“The Southampton Writers Conference has been a staple of the Hamptons summer for 45 years,” award-winning novelist, essayist and Stony Brook Southampton MFA program professor Roger Rosenblatt said in a statement about the new, temporary format. “Given the choice between breaking that tradition or taking it online, we chose to make the virtual as valuable—and as much fun—as possible.”
This year’s virtual Southampton Writers Conference will run online from July 8–12 at substantially reduced rates.
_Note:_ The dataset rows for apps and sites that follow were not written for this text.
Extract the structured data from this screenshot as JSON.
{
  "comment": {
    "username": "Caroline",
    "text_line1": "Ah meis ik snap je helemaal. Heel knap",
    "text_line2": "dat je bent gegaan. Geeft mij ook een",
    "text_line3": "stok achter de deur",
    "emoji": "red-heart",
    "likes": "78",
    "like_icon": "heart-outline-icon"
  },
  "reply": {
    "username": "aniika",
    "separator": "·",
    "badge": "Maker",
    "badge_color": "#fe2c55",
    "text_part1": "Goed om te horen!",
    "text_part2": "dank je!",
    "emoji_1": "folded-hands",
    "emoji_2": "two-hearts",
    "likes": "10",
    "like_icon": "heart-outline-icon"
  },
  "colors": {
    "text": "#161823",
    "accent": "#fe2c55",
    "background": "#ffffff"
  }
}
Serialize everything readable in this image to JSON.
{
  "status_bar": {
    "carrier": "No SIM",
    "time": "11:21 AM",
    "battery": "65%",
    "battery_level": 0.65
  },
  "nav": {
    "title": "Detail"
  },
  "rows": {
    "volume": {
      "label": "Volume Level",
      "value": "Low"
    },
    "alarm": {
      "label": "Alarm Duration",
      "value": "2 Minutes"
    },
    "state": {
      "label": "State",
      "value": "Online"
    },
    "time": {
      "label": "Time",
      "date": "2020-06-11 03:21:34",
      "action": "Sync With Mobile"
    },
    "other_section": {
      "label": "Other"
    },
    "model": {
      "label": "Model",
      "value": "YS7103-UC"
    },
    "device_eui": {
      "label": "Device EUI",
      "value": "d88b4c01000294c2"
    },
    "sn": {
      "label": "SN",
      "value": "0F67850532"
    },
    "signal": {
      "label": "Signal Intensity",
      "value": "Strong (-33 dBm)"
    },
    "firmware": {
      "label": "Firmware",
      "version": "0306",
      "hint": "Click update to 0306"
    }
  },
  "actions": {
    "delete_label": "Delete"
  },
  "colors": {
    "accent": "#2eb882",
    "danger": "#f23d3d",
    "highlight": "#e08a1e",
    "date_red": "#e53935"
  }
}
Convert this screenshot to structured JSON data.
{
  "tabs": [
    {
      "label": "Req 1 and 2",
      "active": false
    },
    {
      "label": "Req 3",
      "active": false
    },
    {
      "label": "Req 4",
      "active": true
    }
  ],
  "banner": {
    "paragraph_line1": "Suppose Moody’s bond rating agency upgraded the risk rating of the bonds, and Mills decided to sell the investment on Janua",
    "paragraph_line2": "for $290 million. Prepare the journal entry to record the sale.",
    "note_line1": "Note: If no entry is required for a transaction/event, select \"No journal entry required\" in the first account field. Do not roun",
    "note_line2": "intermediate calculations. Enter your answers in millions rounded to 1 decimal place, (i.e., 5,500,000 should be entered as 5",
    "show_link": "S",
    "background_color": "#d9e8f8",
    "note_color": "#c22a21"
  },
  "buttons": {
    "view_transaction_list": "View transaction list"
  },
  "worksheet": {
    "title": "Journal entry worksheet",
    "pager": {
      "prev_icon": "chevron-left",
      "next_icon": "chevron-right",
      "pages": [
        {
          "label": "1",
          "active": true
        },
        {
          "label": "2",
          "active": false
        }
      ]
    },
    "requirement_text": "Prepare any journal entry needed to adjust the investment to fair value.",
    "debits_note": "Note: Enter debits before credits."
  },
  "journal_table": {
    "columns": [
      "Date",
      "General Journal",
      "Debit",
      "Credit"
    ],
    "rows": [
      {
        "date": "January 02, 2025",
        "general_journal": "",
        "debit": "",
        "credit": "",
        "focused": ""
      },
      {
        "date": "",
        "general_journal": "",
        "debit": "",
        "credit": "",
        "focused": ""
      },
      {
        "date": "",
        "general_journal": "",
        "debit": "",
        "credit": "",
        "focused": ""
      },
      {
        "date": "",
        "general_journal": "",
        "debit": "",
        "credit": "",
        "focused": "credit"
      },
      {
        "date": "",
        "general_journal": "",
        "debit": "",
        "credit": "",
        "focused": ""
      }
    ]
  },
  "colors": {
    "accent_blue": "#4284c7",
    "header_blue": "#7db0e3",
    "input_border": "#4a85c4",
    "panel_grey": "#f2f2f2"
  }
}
Rosenblatt, who is a member of the conference faculty, will be joined by regular workshop faculty members Billy Collins, Matthew Klam, Melissa Bank and Frederic Tuten, as well as new workshop leaders Jami Attenberg, Paul Harding, T Kira Madden, Matt Phelan, Camille Rankine, Karen Thompson Walker, Maryrose Wood and Susan Verde.
In addition to the daily workshops, which encompass poetry, fiction, memoir, children’s lit and graphic novel, there will be guest lectures and readings from a dazzling array of writers, agents and publishing professionals including Meg Wolitzer, Suzanne Gluck, Kathy Engel, Bruce Holsinger, Jynne Dilling Martin, Courtney Maum, Caitlin Mullen, Melissa Rivero and Emily Temple.
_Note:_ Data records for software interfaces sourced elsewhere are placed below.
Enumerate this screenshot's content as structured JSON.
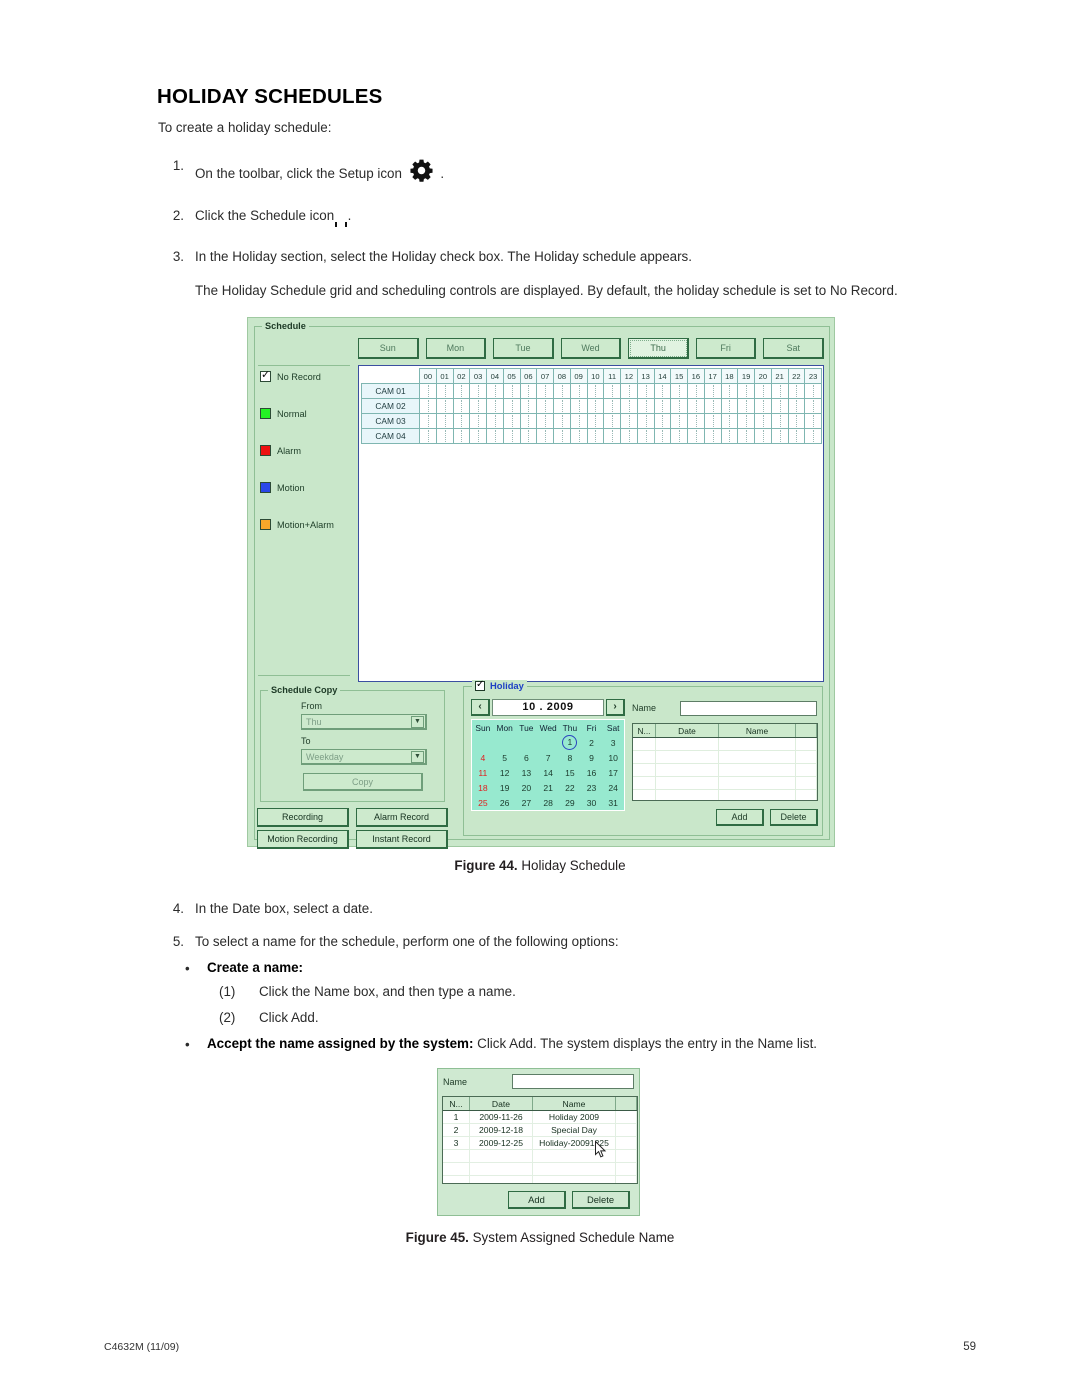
{
  "document": {
    "title": "HOLIDAY SCHEDULES",
    "intro": "To create a holiday schedule:",
    "steps": [
      {
        "num": "1.",
        "text_before": "On the toolbar, click the Setup icon",
        "icon": "gear-icon",
        "text_after": "."
      },
      {
        "num": "2.",
        "text_before": "Click the Schedule icon",
        "icon": "schedule-calendar-icon",
        "text_after": "."
      },
      {
        "num": "3.",
        "text_before": "In the Holiday section, select the Holiday check box. The Holiday schedule appears.",
        "icon": "",
        "text_after": ""
      }
    ],
    "paragraph": "The Holiday Schedule grid and scheduling controls are displayed. By default, the holiday schedule is set to No Record.",
    "step4": {
      "num": "4.",
      "text": "In the Date box, select a date."
    },
    "step5": {
      "num": "5.",
      "text": "To select a name for the schedule, perform one of the following options:"
    },
    "bullet1_bold": "Create a name:",
    "substeps": [
      {
        "num": "(1)",
        "text": "Click the Name box, and then type a name."
      },
      {
        "num": "(2)",
        "text": "Click Add."
      }
    ],
    "bullet2_bold": "Accept the name assigned by the system:",
    "bullet2_rest": " Click Add. The system displays the entry in the Name list.",
    "figure44_caption_bold": "Figure 44.",
    "figure44_caption_text": " Holiday Schedule",
    "figure45_caption_bold": "Figure 45.",
    "figure45_caption_text": " System Assigned Schedule Name",
    "footer_left": "C4632M (11/09)",
    "footer_right": "59"
  },
  "schedule_dialog": {
    "group_label": "Schedule",
    "day_tabs": [
      {
        "label": "Sun",
        "active": false
      },
      {
        "label": "Mon",
        "active": false
      },
      {
        "label": "Tue",
        "active": false
      },
      {
        "label": "Wed",
        "active": false
      },
      {
        "label": "Thu",
        "active": true
      },
      {
        "label": "Fri",
        "active": false
      },
      {
        "label": "Sat",
        "active": false
      }
    ],
    "legend": [
      {
        "label": "No Record",
        "type": "checkbox",
        "checked": true,
        "color": ""
      },
      {
        "label": "Normal",
        "type": "swatch",
        "color": "#24f424"
      },
      {
        "label": "Alarm",
        "type": "swatch",
        "color": "#ee1111"
      },
      {
        "label": "Motion",
        "type": "swatch",
        "color": "#2b47e8"
      },
      {
        "label": "Motion+Alarm",
        "type": "swatch",
        "color": "#f7a82a"
      }
    ],
    "grid": {
      "hours": [
        "00",
        "01",
        "02",
        "03",
        "04",
        "05",
        "06",
        "07",
        "08",
        "09",
        "10",
        "11",
        "12",
        "13",
        "14",
        "15",
        "16",
        "17",
        "18",
        "19",
        "20",
        "21",
        "22",
        "23"
      ],
      "cameras": [
        "CAM 01",
        "CAM 02",
        "CAM 03",
        "CAM 04"
      ]
    },
    "schedule_copy": {
      "group_label": "Schedule Copy",
      "from_label": "From",
      "from_value": "Thu",
      "to_label": "To",
      "to_value": "Weekday",
      "copy_button": "Copy"
    },
    "action_buttons": [
      "Recording",
      "Alarm Record",
      "Motion Recording",
      "Instant Record"
    ],
    "holiday": {
      "title": "Holiday",
      "checked": true,
      "calendar": {
        "prev_icon": "chevron-left-icon",
        "next_icon": "chevron-right-icon",
        "month_year": "10 . 2009",
        "dow": [
          "Sun",
          "Mon",
          "Tue",
          "Wed",
          "Thu",
          "Fri",
          "Sat"
        ],
        "weeks": [
          [
            "",
            "",
            "",
            "",
            "1",
            "2",
            "3"
          ],
          [
            "4",
            "5",
            "6",
            "7",
            "8",
            "9",
            "10"
          ],
          [
            "11",
            "12",
            "13",
            "14",
            "15",
            "16",
            "17"
          ],
          [
            "18",
            "19",
            "20",
            "21",
            "22",
            "23",
            "24"
          ],
          [
            "25",
            "26",
            "27",
            "28",
            "29",
            "30",
            "31"
          ]
        ],
        "selected_day": "1"
      },
      "name_label": "Name",
      "name_value": "",
      "list_headers": [
        "N...",
        "Date",
        "Name",
        ""
      ],
      "list_rows": [],
      "add_button": "Add",
      "delete_button": "Delete"
    }
  },
  "mini_dialog": {
    "name_label": "Name",
    "name_value": "",
    "list_headers": [
      "N...",
      "Date",
      "Name",
      ""
    ],
    "list_rows": [
      {
        "n": "1",
        "date": "2009-11-26",
        "name": "Holiday 2009"
      },
      {
        "n": "2",
        "date": "2009-12-18",
        "name": "Special Day"
      },
      {
        "n": "3",
        "date": "2009-12-25",
        "name": "Holiday-20091225"
      }
    ],
    "add_button": "Add",
    "delete_button": "Delete"
  }
}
While many conferences around the country—from Skidmore to Yale to Sewanee—have chosen to take this summer off, Southampton Writers Conference co-director Christian McLean says he was “adamant about continuing,” adding, “Now more than ever, we need the community and support of our fellow writers.”
According to McLean, the biggest challenge is building an online environment that “mimics the real connection of our conference.” To accomplish this, the conference team researched platforms and support systems extensively and now feel confident they’re putting together a virtual format that will be both entertaining and educational.
“We have restructured the way the daily schedule works in order to provide an environment that’s comfortable for a student working from home, wherever that might be,” McLean continues. “We’ve had applications from as far away as Cyprus for this year, which is so exciting.”
For lovers of good writing, there is a five-day lecture and reading series pass available for $150.Visit stonybrook.edu/writers for more info.